Repeat the data exactly, with every line included.
---------- Information supplied
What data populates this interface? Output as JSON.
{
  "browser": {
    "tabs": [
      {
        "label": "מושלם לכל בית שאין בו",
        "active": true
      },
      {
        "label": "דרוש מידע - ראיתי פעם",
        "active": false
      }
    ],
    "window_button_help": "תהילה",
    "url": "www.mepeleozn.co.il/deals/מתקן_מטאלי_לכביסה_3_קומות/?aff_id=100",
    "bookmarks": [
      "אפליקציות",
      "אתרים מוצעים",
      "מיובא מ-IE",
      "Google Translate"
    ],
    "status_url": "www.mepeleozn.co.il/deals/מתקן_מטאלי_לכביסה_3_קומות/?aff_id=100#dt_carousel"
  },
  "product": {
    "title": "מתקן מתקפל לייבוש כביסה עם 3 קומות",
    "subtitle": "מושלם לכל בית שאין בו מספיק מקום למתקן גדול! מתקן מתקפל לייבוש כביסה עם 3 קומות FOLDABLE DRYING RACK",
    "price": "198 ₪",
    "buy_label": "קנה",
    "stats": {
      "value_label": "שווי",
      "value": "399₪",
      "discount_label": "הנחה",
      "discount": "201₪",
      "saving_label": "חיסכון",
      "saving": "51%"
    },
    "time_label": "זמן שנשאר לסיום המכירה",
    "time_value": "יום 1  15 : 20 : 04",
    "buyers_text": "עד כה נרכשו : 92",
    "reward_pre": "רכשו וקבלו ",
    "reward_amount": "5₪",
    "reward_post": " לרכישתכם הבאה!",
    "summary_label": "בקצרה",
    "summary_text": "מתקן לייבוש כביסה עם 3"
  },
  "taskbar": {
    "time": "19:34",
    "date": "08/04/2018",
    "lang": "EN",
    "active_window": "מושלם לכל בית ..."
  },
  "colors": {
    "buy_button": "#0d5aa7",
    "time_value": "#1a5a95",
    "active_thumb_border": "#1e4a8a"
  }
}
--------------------
Result:
What data populates this interface? Output as JSON.
{
  "browser": {
    "tabs": [
      {
        "label": "מושלם לכל בית שאין בו",
        "active": true
      },
      {
        "label": "דרוש מידע - ראיתי פעם",
        "active": false
      }
    ],
    "window_button_help": "תהילה",
    "url": "www.mepeleozn.co.il/deals/מתקן_מטאלי_לכביסה_3_קומות/?aff_id=100",
    "bookmarks": [
      "אפליקציות",
      "אתרים מוצעים",
      "מיובא מ-IE",
      "Google Translate"
    ],
    "status_url": "www.mepeleozn.co.il/deals/מתקן_מטאלי_לכביסה_3_קומות/?aff_id=100#dt_carousel"
  },
  "product": {
    "title": "מתקן מתקפל לייבוש כביסה עם 3 קומות",
    "subtitle": "מושלם לכל בית שאין בו מספיק מקום למתקן גדול! מתקן מתקפל לייבוש כביסה עם 3 קומות FOLDABLE DRYING RACK",
    "price": "198 ₪",
    "buy_label": "קנה",
    "stats": {
      "value_label": "שווי",
      "value": "399₪",
      "discount_label": "הנחה",
      "discount": "201₪",
      "saving_label": "חיסכון",
      "saving": "51%"
    },
    "time_label": "זמן שנשאר לסיום המכירה",
    "time_value": "יום 1  15 : 20 : 04",
    "buyers_text": "עד כה נרכשו : 92",
    "reward_pre": "רכשו וקבלו ",
    "reward_amount": "5₪",
    "reward_post": " לרכישתכם הבאה!",
    "summary_label": "בקצרה",
    "summary_text": "מתקן לייבוש כביסה עם 3"
  },
  "taskbar": {
    "time": "19:34",
    "date": "08/04/2018",
    "lang": "EN",
    "active_window": "מושלם לכל בית ..."
  },
  "colors": {
    "buy_button": "#0d5aa7",
    "time_value": "#1a5a95",
    "active_thumb_border": "#1e4a8a"
  }
}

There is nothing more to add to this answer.